Source data:
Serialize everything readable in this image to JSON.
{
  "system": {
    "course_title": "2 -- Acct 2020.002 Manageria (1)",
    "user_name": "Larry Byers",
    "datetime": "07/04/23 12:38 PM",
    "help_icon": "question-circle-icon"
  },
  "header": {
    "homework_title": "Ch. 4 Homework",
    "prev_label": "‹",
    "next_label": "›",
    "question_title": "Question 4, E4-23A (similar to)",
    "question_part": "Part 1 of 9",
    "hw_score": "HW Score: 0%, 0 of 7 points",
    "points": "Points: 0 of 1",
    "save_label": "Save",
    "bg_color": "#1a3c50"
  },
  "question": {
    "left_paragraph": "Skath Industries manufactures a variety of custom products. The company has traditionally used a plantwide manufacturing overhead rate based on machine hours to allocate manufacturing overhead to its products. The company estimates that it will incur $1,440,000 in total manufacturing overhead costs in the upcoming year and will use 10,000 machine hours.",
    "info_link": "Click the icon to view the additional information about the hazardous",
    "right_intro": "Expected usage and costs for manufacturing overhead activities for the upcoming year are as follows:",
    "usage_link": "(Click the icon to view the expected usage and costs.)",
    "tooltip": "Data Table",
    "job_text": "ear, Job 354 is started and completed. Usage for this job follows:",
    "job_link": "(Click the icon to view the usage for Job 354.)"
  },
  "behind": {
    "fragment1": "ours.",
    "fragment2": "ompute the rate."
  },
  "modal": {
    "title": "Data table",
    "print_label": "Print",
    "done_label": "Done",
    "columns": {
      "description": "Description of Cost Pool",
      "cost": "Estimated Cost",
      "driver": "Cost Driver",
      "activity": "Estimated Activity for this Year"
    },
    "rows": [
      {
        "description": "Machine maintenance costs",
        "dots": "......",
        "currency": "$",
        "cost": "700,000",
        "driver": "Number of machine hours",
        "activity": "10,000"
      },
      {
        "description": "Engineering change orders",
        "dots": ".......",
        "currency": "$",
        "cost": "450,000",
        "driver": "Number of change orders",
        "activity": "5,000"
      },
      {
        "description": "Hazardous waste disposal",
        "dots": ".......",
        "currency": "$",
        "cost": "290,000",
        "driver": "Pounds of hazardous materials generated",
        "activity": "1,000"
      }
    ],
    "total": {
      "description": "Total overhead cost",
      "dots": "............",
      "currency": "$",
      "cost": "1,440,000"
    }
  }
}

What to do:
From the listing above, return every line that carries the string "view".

Your response:
    "info_link": "Click the icon to view the additional information about the hazardous",
    "usage_link": "(Click the icon to view the expected usage and costs.)",
    "job_link": "(Click the icon to view the usage for Job 354.)"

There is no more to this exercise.